CMS is reopening comment on the latter issue because it had not previously defined "knowing and intentionally." CMS is considering the definition below. If you don't like it, you can write them and let them known until May 19. CMS text after the break.
HHS is considering whether ‘‘knowing and intentional’’ should be further defined. If the terms are defined, possible definitions could be: (1) Actual knowledge by the manufacturer, its employees, or its agents of the instance of overcharge; (2) willful or purposeful acts by, or on behalf of, the manufacturer that lead to the instance of overcharge; (3) acting consciously and with awareness of the acts leading to the instance of overcharge; and/or (4) acting with a conscious desire or purpose to cause an overcharge or acting in a way practically certain to result in an overcharge.
Manufacturers do not need to intend specifically to violate the 340B statute; but rather to have knowingly and intentionally overcharged the 340B covered entity. HHS understands that this is difficult to demonstrate. As such, HHS is soliciting input on circumstances in which the requisite intent should and should not be inferred. In particular, HHS would like to solicit comment on the concept that manufacturers would not be considered to have the requisite intent in the following circumstances:
• The manufacturer made an inadvertent, unintentional, or unrecognized error in calculating the ceiling price; • A manufacturer acted on a reasonable interpretation of agency guidance; or • When a manufacturer has established alternative allocation procedures where there is an inadequate supply of product to meet market demand, as long as covered entities are able to purchase on the same terms as all other similarly-situated providers.

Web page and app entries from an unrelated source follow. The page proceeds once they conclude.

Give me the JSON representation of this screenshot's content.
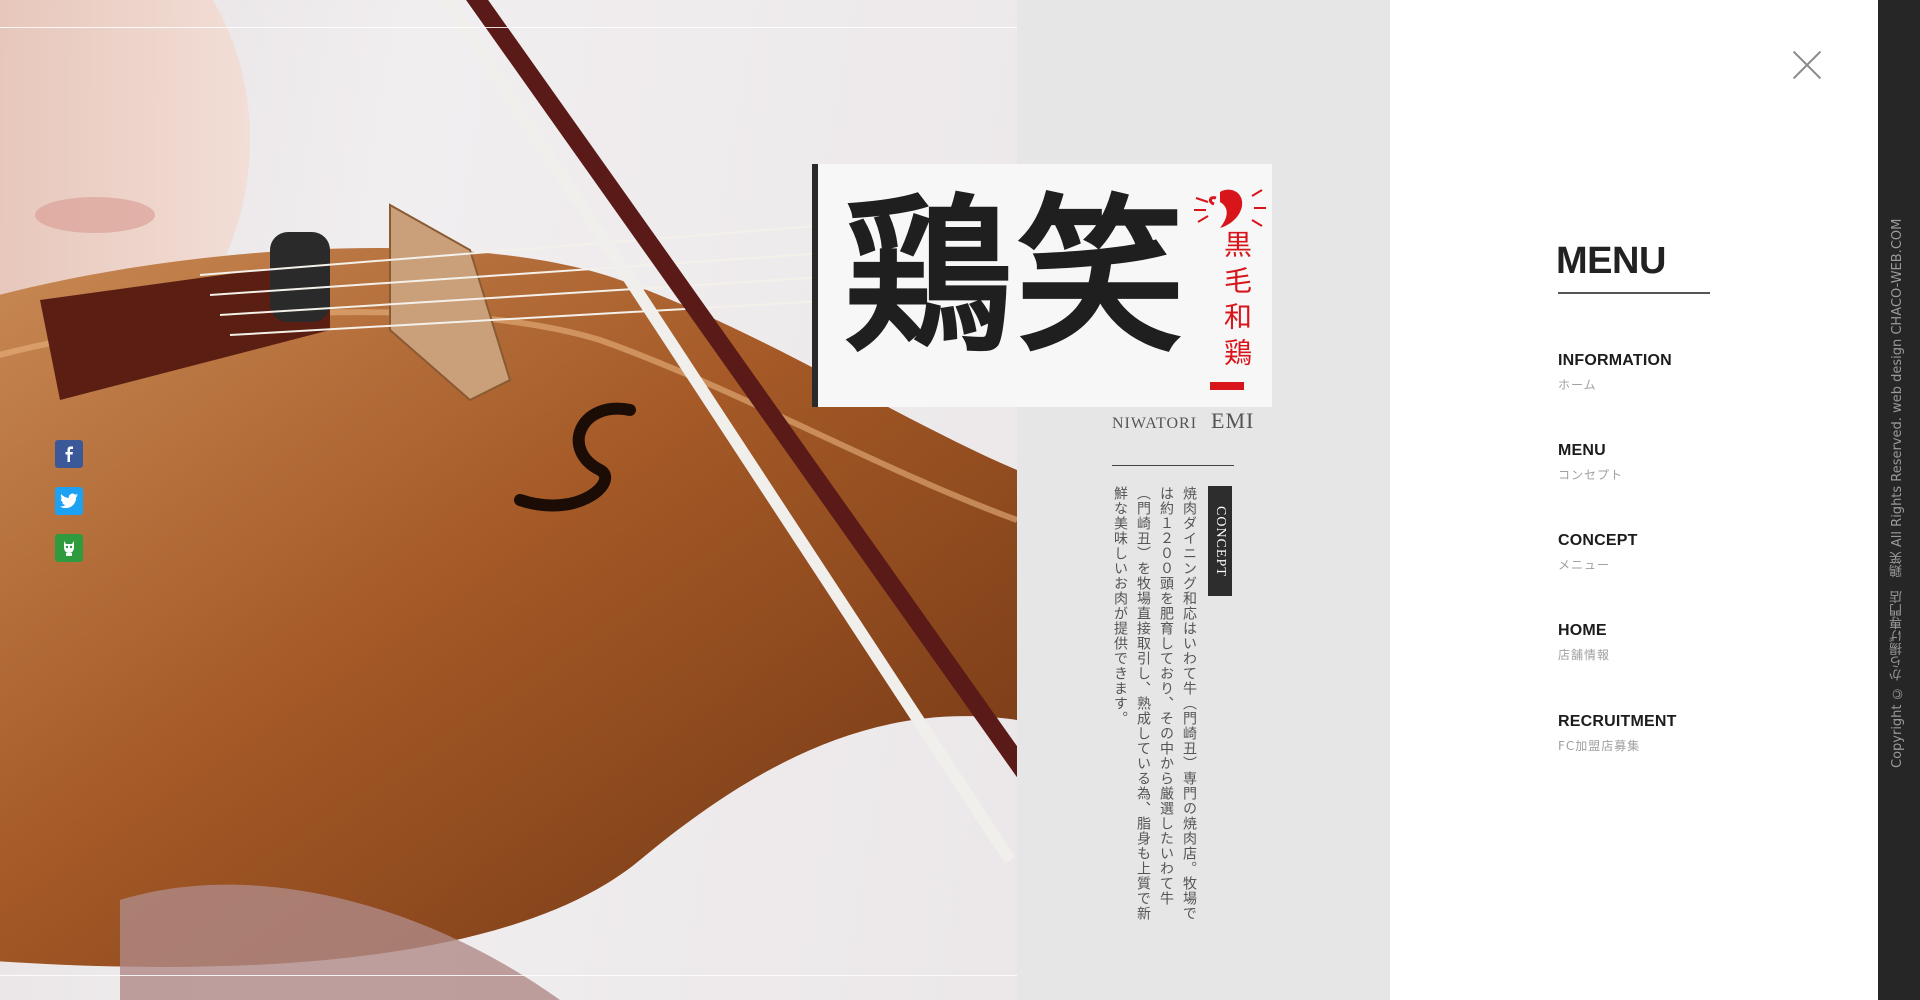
{
  "social": {
    "facebook_icon": "facebook-icon",
    "twitter_icon": "twitter-icon",
    "line_icon": "line-icon",
    "colors": {
      "facebook": "#3b5998",
      "twitter": "#1da1f2",
      "line": "#2d9b3e"
    }
  },
  "brand": {
    "logo_main": "鶏笑",
    "logo_side": "黒毛和鶏",
    "sub_left": "NIWATORI",
    "sub_right": "EMI",
    "accent_color": "#d8151b"
  },
  "concept": {
    "tag": "CONCEPT",
    "text": "焼肉ダイニング和応はいわて牛（門崎丑）専門の焼肉店。牧場では約１２００頭を肥育しており、その中から厳選したいわて牛（門崎丑）を牧場直接取引し、熟成している為、脂身も上質で新鮮な美味しいお肉が提供できます。"
  },
  "menu": {
    "title": "MENU",
    "close_icon": "close-icon",
    "items": [
      {
        "en": "INFORMATION",
        "ja": "ホーム"
      },
      {
        "en": "MENU",
        "ja": "コンセプト"
      },
      {
        "en": "CONCEPT",
        "ja": "メニュー"
      },
      {
        "en": "HOME",
        "ja": "店舗情報"
      },
      {
        "en": "RECRUITMENT",
        "ja": "FC加盟店募集"
      }
    ]
  },
  "footer": {
    "copyright": "Copyright © から揚げ専門店　鶏笑 All Rights Reserved. web design CHACO-WEB.COM"
  }
}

HHS welcomes comments regarding other situations where the requisite intent may or may not be demonstrated. Because of the scope of the proposed rule, and since we have specifically requested the public’s comments on various aspects of the rule, we believe that it is important to allow ample time for the public to consider these approaches to these specific policies in the proposed rule. Therefore, we have decided to reopen the comment period for an additional 30 days. HHS believes that a 30-day period is sufficient and balances the interests of encouraging public participation in the rulemaking process with the desire to not unnecessarily delay key decisions about rulemaking. This document announces the reopening of the comment period to end May 19, 2016. [81 FR 22960-61].